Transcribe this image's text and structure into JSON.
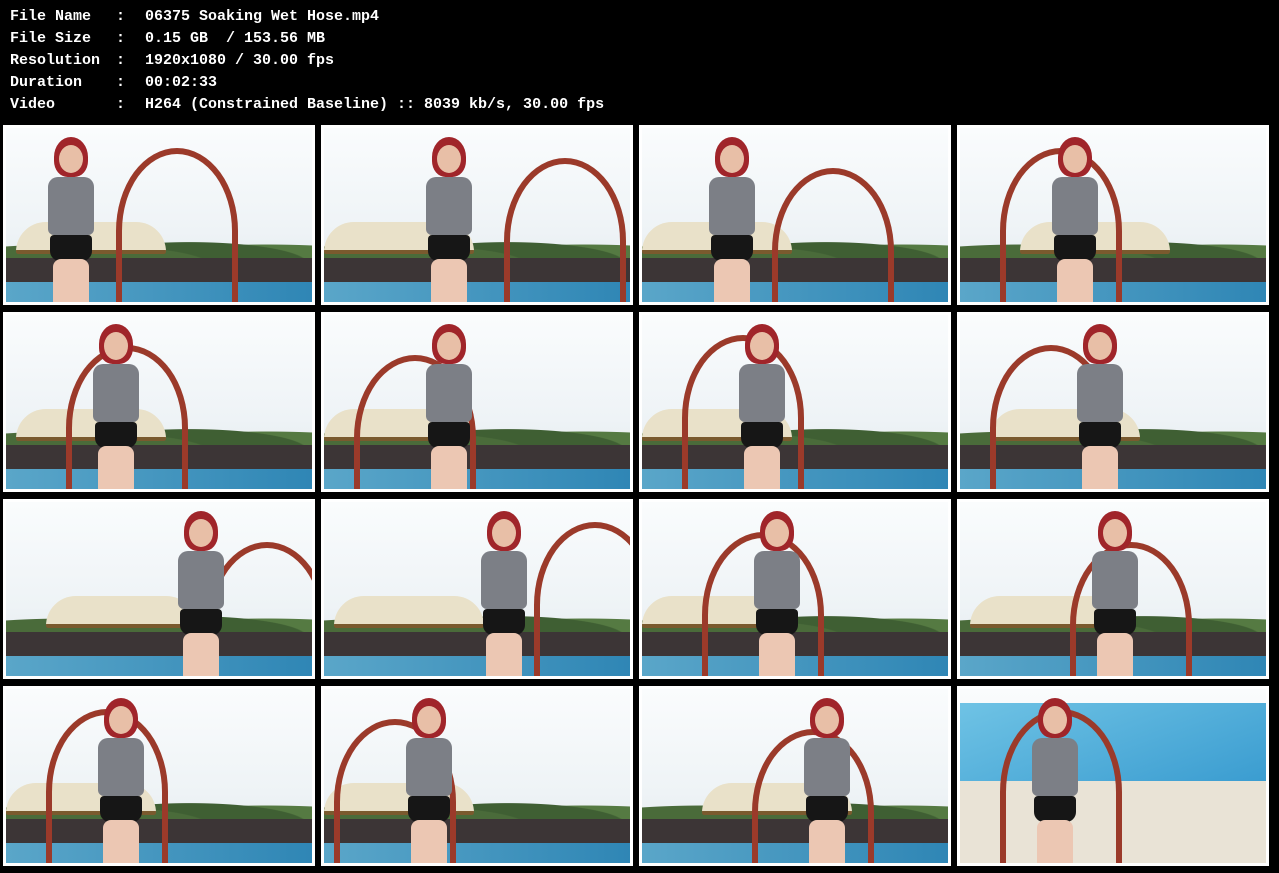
{
  "info": {
    "rows": [
      {
        "key": "File Name",
        "sep": ":",
        "value": "06375 Soaking Wet Hose.mp4"
      },
      {
        "key": "File Size",
        "sep": ":",
        "value": "0.15 GB  / 153.56 MB"
      },
      {
        "key": "Resolution",
        "sep": ":",
        "value": "1920x1080 / 30.00 fps"
      },
      {
        "key": "Duration",
        "sep": ":",
        "value": "00:02:33"
      },
      {
        "key": "Video",
        "sep": ":",
        "value": "H264 (Constrained Baseline) :: 8039 kb/s, 30.00 fps"
      }
    ]
  },
  "thumbnails": [
    {
      "scene": "pool"
    },
    {
      "scene": "pool"
    },
    {
      "scene": "pool"
    },
    {
      "scene": "pool"
    },
    {
      "scene": "pool"
    },
    {
      "scene": "pool"
    },
    {
      "scene": "pool"
    },
    {
      "scene": "pool"
    },
    {
      "scene": "pool"
    },
    {
      "scene": "pool"
    },
    {
      "scene": "pool"
    },
    {
      "scene": "pool"
    },
    {
      "scene": "pool"
    },
    {
      "scene": "pool"
    },
    {
      "scene": "pool"
    },
    {
      "scene": "beach"
    }
  ]
}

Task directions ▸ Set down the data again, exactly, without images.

Answer space ▸
Transcribe this image's text and structure into JSON.
{
  "info": {
    "rows": [
      {
        "key": "File Name",
        "sep": ":",
        "value": "06375 Soaking Wet Hose.mp4"
      },
      {
        "key": "File Size",
        "sep": ":",
        "value": "0.15 GB  / 153.56 MB"
      },
      {
        "key": "Resolution",
        "sep": ":",
        "value": "1920x1080 / 30.00 fps"
      },
      {
        "key": "Duration",
        "sep": ":",
        "value": "00:02:33"
      },
      {
        "key": "Video",
        "sep": ":",
        "value": "H264 (Constrained Baseline) :: 8039 kb/s, 30.00 fps"
      }
    ]
  },
  "thumbnails": [
    {
      "scene": "pool"
    },
    {
      "scene": "pool"
    },
    {
      "scene": "pool"
    },
    {
      "scene": "pool"
    },
    {
      "scene": "pool"
    },
    {
      "scene": "pool"
    },
    {
      "scene": "pool"
    },
    {
      "scene": "pool"
    },
    {
      "scene": "pool"
    },
    {
      "scene": "pool"
    },
    {
      "scene": "pool"
    },
    {
      "scene": "pool"
    },
    {
      "scene": "pool"
    },
    {
      "scene": "pool"
    },
    {
      "scene": "pool"
    },
    {
      "scene": "beach"
    }
  ]
}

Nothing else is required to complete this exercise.